What needs to be done: Scan the listing below and copy every line holding "files".

[Opening Exercise materials section]

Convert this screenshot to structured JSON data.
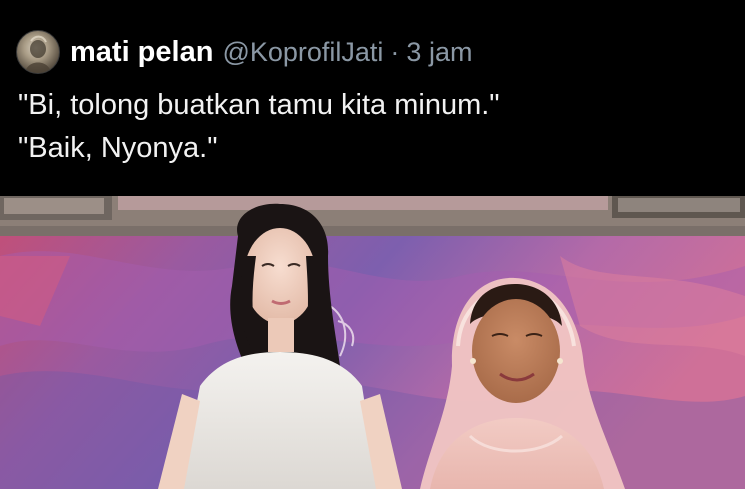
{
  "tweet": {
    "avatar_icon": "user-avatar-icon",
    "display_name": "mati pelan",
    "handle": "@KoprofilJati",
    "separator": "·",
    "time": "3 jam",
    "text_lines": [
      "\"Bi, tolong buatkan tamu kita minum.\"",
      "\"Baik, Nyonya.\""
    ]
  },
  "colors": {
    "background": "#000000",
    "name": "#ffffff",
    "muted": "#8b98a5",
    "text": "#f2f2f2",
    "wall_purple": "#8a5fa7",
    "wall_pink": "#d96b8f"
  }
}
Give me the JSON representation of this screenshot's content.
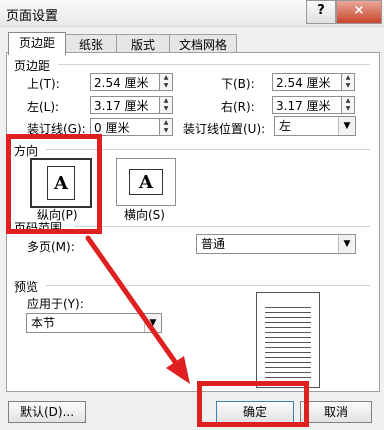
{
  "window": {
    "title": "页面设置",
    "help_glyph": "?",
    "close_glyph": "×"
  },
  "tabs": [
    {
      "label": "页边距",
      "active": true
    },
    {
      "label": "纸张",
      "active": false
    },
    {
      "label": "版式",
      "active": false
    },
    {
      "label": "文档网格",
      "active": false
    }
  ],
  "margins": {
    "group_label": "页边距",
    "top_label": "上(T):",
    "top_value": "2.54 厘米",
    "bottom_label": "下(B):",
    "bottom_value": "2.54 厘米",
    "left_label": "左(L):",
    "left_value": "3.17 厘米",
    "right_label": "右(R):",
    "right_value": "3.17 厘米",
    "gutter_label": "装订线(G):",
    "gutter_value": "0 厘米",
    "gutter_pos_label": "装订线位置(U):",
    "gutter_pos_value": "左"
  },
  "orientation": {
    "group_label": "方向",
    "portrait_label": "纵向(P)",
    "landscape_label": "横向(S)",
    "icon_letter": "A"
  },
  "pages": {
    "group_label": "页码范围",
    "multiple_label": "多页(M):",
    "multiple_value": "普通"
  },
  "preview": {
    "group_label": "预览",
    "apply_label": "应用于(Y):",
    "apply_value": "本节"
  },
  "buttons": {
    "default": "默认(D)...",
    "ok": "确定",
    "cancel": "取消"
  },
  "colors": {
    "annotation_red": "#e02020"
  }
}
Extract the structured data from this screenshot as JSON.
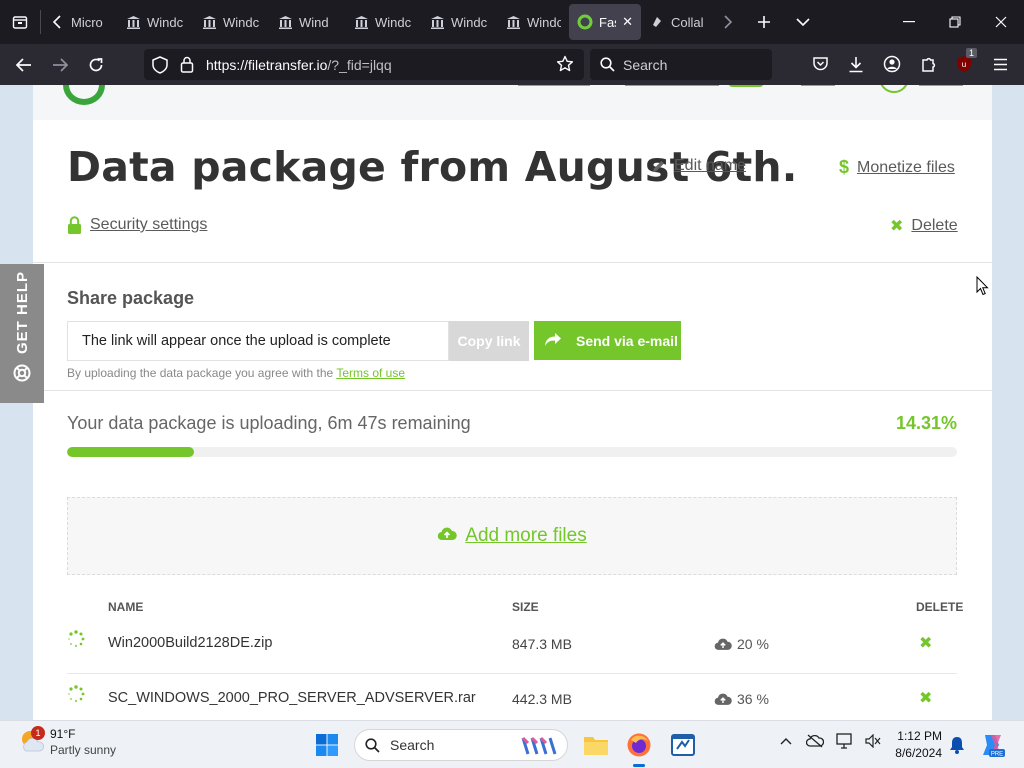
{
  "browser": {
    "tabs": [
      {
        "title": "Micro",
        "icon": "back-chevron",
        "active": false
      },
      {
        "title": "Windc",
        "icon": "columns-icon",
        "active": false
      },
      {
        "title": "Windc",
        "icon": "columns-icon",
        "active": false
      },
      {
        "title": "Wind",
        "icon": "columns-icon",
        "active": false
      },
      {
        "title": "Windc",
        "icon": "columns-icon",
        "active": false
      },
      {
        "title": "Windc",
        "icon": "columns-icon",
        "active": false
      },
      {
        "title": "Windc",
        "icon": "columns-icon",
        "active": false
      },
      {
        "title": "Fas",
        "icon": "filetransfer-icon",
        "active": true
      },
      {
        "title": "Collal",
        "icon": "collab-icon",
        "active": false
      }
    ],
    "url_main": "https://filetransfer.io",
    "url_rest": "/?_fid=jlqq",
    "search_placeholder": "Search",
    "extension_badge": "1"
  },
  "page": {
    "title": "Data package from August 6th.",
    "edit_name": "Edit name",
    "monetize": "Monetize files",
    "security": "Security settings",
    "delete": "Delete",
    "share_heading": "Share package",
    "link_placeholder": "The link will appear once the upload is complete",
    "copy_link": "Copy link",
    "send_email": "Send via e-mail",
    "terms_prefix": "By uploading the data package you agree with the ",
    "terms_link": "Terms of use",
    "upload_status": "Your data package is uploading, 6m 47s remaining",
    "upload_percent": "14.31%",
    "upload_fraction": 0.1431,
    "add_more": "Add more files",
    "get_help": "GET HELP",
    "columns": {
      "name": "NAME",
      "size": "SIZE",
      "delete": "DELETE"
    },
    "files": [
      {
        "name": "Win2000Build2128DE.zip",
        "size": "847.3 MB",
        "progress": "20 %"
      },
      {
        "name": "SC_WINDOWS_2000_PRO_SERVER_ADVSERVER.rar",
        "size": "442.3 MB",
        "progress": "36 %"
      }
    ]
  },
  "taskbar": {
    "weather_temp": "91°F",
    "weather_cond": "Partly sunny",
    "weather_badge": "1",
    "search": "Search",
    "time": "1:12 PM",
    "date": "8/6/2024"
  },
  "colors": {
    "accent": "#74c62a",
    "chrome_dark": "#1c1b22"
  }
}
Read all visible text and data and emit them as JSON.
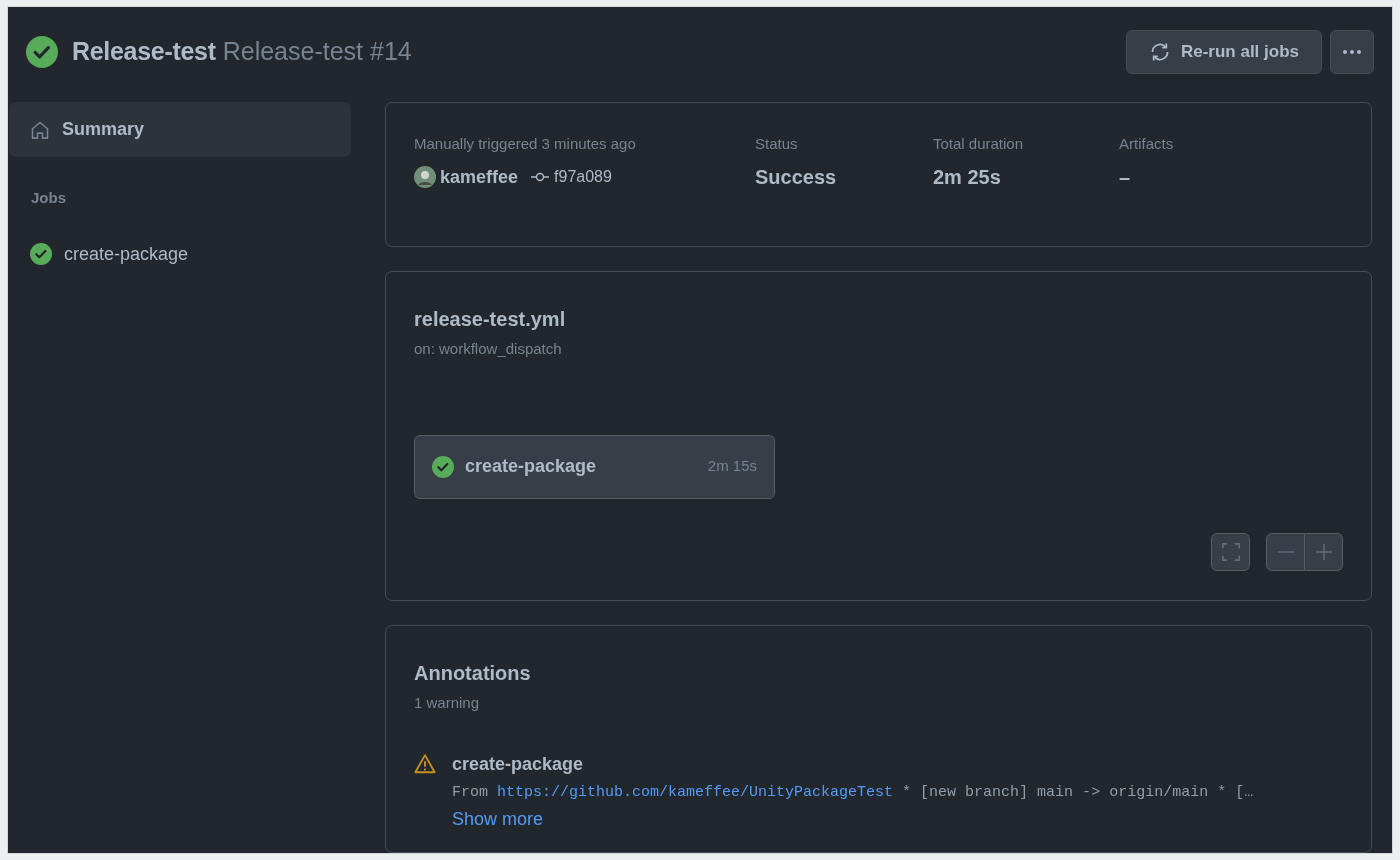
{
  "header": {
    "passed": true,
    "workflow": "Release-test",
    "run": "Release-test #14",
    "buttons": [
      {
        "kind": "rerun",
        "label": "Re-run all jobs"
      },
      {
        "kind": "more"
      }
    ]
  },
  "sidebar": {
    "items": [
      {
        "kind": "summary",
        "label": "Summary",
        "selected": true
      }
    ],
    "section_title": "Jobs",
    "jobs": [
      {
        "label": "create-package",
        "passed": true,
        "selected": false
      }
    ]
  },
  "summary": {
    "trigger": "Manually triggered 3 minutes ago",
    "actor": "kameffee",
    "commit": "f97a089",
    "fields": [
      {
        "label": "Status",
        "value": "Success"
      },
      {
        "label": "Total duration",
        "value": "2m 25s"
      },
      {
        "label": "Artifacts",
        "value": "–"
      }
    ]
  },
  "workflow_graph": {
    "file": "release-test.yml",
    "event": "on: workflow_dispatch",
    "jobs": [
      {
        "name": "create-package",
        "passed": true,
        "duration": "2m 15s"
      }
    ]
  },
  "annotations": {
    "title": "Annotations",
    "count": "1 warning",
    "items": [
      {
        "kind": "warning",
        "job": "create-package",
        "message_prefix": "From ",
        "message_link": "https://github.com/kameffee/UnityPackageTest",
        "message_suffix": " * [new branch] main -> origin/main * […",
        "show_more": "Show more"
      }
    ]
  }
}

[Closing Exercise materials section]

Task output:
    "monetize": "Monetize files",
    "add_more": "Add more files",
    "files": [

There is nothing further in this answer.